Early Shōwa Period – The Pacific War
Now, the next stage is the early Shōwa period.
We will look at the period between 1926 and the end of the Pacific War in 1945.
What movements took place in this period was a return to the classics.
Around the Taishō period, there was a movement to study the Rinpa school, starting with Tawaraya Sōtatsu, which was further accelerated by a trend to study older objects that had their own roots.
It’s what we’ve been looking at. For example, the early Kanō school, Sesshū Tōyō, and the Yamato-e paintings of the Heian period.
And the Japanese painters of the time thought the following.
‘Isn’t there something in the expression of these old works that identifies us? And by expressing it in the current Japanese painting, can we create a new form of expression?’
There has been a return to the classics in this way.
And as older works gained re-evaluation, the conflict between the new school and the old school that existed up to that time disappeared.

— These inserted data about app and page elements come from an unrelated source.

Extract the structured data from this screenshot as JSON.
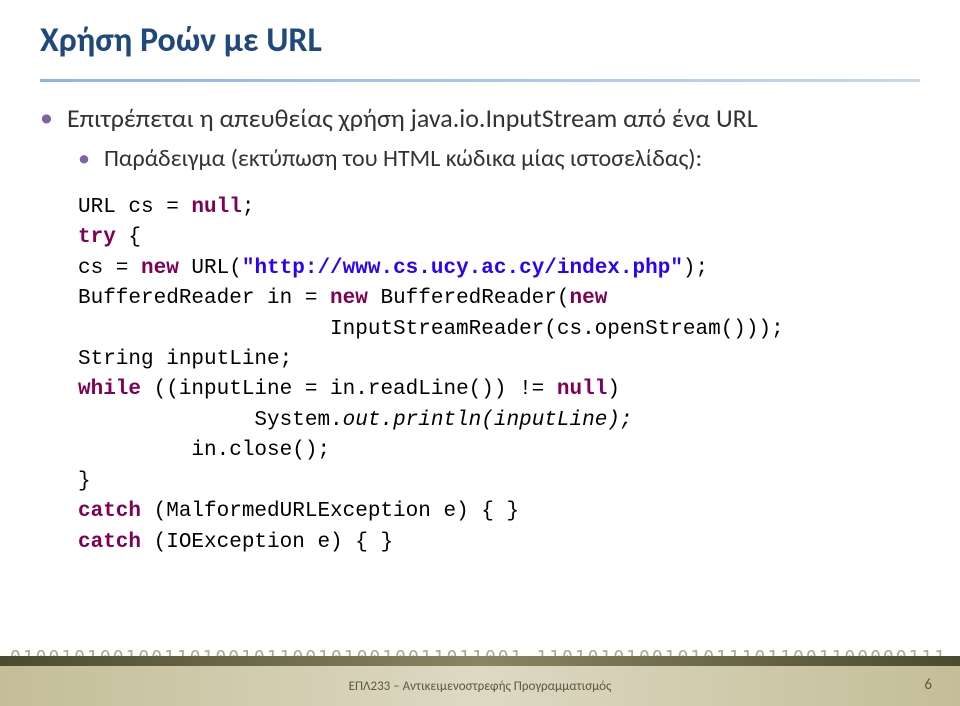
{
  "title": "Χρήση Ροών με URL",
  "bullet1": "Επιτρέπεται η απευθείας χρήση java.io.InputStream από ένα URL",
  "bullet2": "Παράδειγμα (εκτύπωση του HTML κώδικα μίας ιστοσελίδας):",
  "code": {
    "line1a": "URL cs = ",
    "line1b": "null",
    "line1c": ";",
    "line2a": "try",
    "line2b": " {",
    "line3a": "cs = ",
    "line3b": "new",
    "line3c": " URL(",
    "line3d": "\"http://www.cs.ucy.ac.cy/index.php\"",
    "line3e": ");",
    "line4a": "BufferedReader in = ",
    "line4b": "new",
    "line4c": " BufferedReader(",
    "line4d": "new",
    "line5a": "                    InputStreamReader(cs.openStream()));",
    "line6": "String inputLine;",
    "line7a": "while",
    "line7b": " ((inputLine = in.readLine()) != ",
    "line7c": "null",
    "line7d": ")",
    "line8a": "              System.",
    "line8b": "out",
    "line8c": ".println(inputLine);",
    "line9": "         in.close();",
    "line10": "}",
    "line11a": "catch",
    "line11b": " (MalformedURLException e) { }",
    "line12a": "catch",
    "line12b": " (IOException e) { }"
  },
  "footer": "ΕΠΛ233 – Αντικειμενοστρεφής Προγραμματισμός",
  "pageNum": "6",
  "binary": "0100101001001101001011001010010011011001 11010101001010111011001100000111"
}
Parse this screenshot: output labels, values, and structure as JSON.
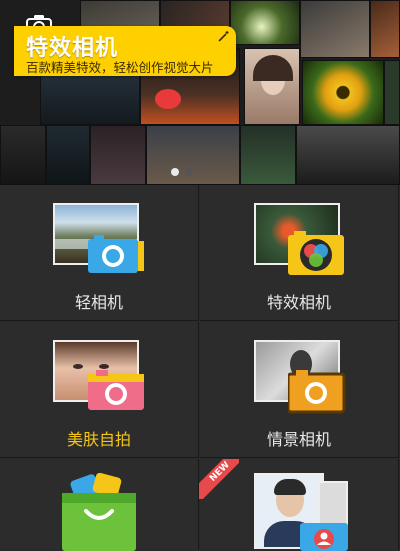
{
  "banner": {
    "promo_title": "特效相机",
    "promo_subtitle": "百款精美特效，轻松创作视觉大片",
    "carousel_pages": 2,
    "carousel_active_index": 0
  },
  "tiles": [
    {
      "label": "轻相机",
      "icon": "light-camera-icon",
      "accent": "#3aa7e6"
    },
    {
      "label": "特效相机",
      "icon": "effects-camera-icon",
      "accent": "#f5c518"
    },
    {
      "label": "美肤自拍",
      "icon": "beauty-selfie-icon",
      "accent": "#f06d8a",
      "label_color": "#f5c518"
    },
    {
      "label": "情景相机",
      "icon": "scene-camera-icon",
      "accent": "#f0a020"
    },
    {
      "label": "",
      "icon": "store-bag-icon",
      "accent": "#6cc23a",
      "badge": "NEW"
    },
    {
      "label": "",
      "icon": "id-photo-icon",
      "accent": "#e64a4a"
    }
  ]
}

The ideology of the new school was to evolve old Japanese painting by adding new things to it, while the ideology of the old school was to preserve old Japanese painting and keep it as it was. However, the old Japanese painting that these two schools meant was the Japanese painting from the mid-Edo period onwards, and did not focus on the Japanese painting before that time.
However, both the new school and the old school began to explore and re-evaluate older Japanese paintings, which had not been their focus before, and incorporated them into their own styles, so there are no longer many points in distinguishing between the new and old schools.
Yes, and as time went on, the footsteps of war came closer and closer to Japan.
One of the most famous events that occurred during this period was the reform of the Teiten called the Matsuda Reorganisation.
Because of the problem of collusion with power, the Bunten exhibition was reborn as the Teiten exhibition, but after all, this problem was recurring again at the Teiten exhibition.
At that time, winning a prize at the Bunten or Teiten exhibition was a considerable status.
So the painters lobbied hard to win the prize at all costs, but the lobbying led to a flood of criticism towards the Teiten, arguing that the work chosen by the lobbying was not a work of art.